Also, Apple’s M-series chips are now natively supported, thanks to the awesome work done by Asahi Linux developers – upstreamed to the latest kernel. Other notable changes found in the new Linux kernel 6.2 are:
- Native support for Raspberry Pi 4k@60Hz displays using the Raspbian OS
- Open driver support for the Nvidia RTX 30 series cards.
- New and improved mount options for the Squashfs filesystems.
- Faster file/ folder creation in exFAT driver.
- New power-saving mode for the Intel Alder Lake N/Raptor Lake P processors
- Better gaming performance with the Mesa 23.0 Graphics Driver
Also, you get the latest stable version of most software, which brings several bug fixes and different visual changes. Some of the software versions that come bundled with Ubuntu 23.04 are:
- Python 3.11
- LibreOffice 7.5
- Mozilla Firefox 111
- Shotwell 0.30.17
- Remmina 1.4.29
- Transmission 3.0
The best part of the new kernel is that it has optimized the OS to the next level, which is evident from CPU usage statistics in the picture below:
8. Ubuntu 23.04 Mini ISO
With the release of Ubuntu 23.04, Canonical is also offering a new Mini ISO download. It is a small package set (Lunar Lobster Mini ISO variant is only 109 MB) coupled with an optimized kernel and an optimized boot process installed. There are no regular tools for interactive usage, but there is full support for apt-get and snap package manager to enable users to install tools of their choice. This helps the entire OS to boot super quickly, making it an ideal choice to run cloud deployments at scale. With the “
unminimize” command, you can convert the minimal version into a standard server installation.
The main benefit of the Mini ISO image is that it can run even on a CD, a pen drive, or even via UEFI HTTP. Also, they will require fewer updates due to the fewer number of pre-installed packages.

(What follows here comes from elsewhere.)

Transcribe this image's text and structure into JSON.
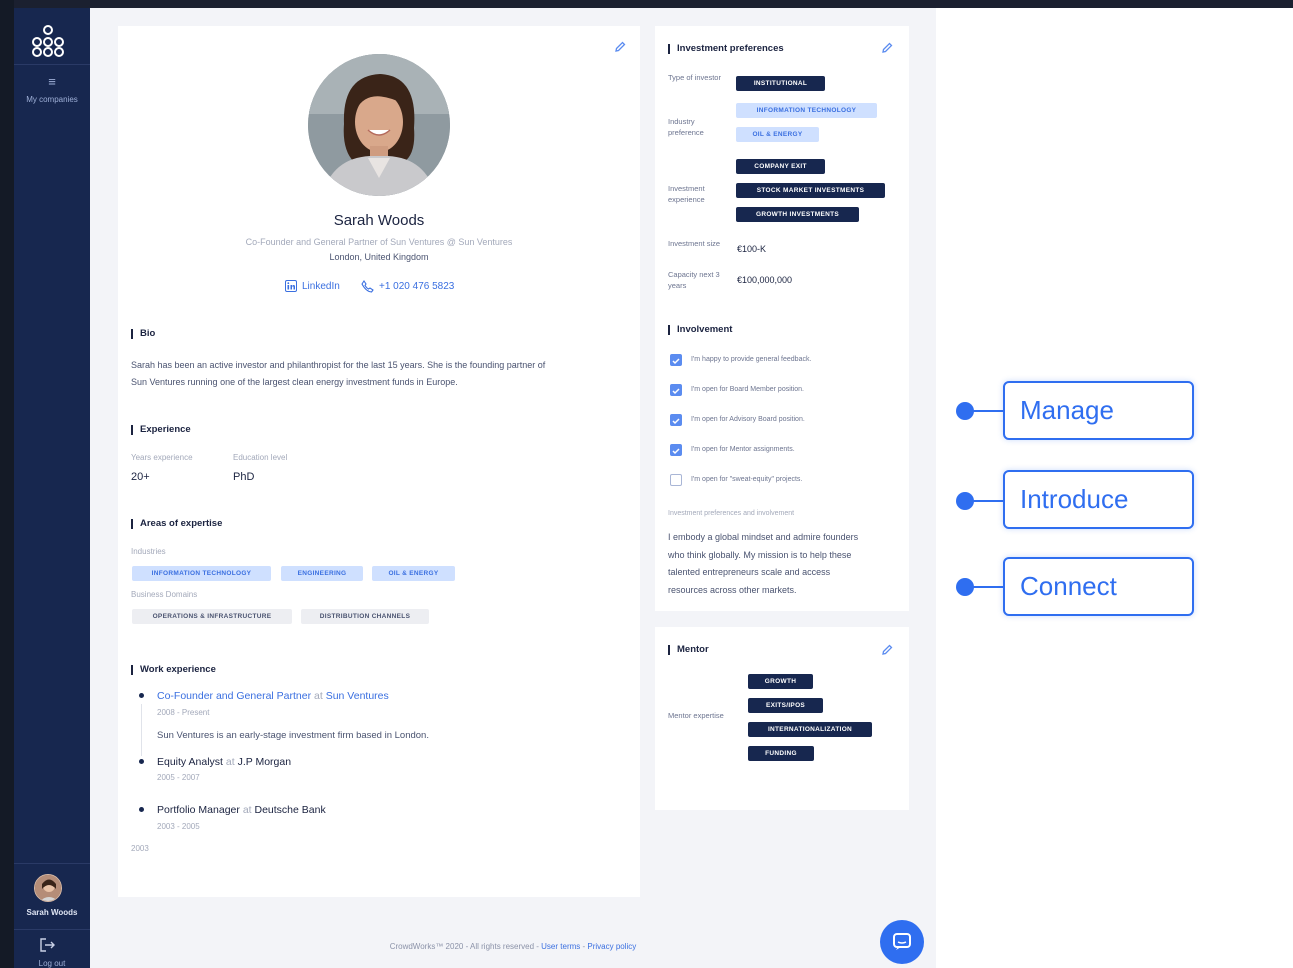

The Mini ISO variant was last released for Ubuntu 18.04 LTS “Bionic Beaver” but was later discontinued. But as of April 4, 2023, Ubuntu developers relaunched a new Mini ISO for their latest release, Ubuntu 23.04, which you can get from the official download page.
Official Flavours of Ubuntu 23.04
If you don’t like the look and feel of the new GNOME 44 desktop environment, you can try out different flavors of Ubuntu and choose the one that best suits your needs. Earlier, the Cinnamon desktop environment only existed as a community project, but it has been added to the official flavors list with the latest Ubuntu release from Canonical. Here are all the Ubuntu 23.04 flavors available to download:
Ubuntu Flavour Desktop Environment Download Link Ubuntu 23.04 Desktop GNOME Link Xubuntu 23.04 XFCE Link Ubuntu MATE 23.04 MATE Link Lubuntu 23.04 LxQT Link Kubuntu 23.04 KDE Link Ubuntu Budgie 23.04 Budgie Link Ubuntu Unity 23.04 Unity Link Edubuntu 23.04 GNOME (Customized for school apps) Link Ubuntu Cinnamon 23.04 Cinnamon Link
Ubuntu 23.04 Changes and Features
Ubuntu Lunar Lobster comes with a fresh set of features and some improvements on the previous versions that aim to enhance the user experience. Though every non-LTS version gets official support from Canonical only for 9 months, Ubuntu 23.04 with GNOME 44 could become a new favorite for many people. However, this does not change the core vision of Ubuntu, which is “to bring free software to the widest audience.” Do let us know what you think of the new Ubuntu 23.04 “Lunar Lobster” release in the comments below.
While running Ubuntu i noticed that the UI freezes if one wants to open a NTFS partition. Have to force restart the system to be able to use the system again.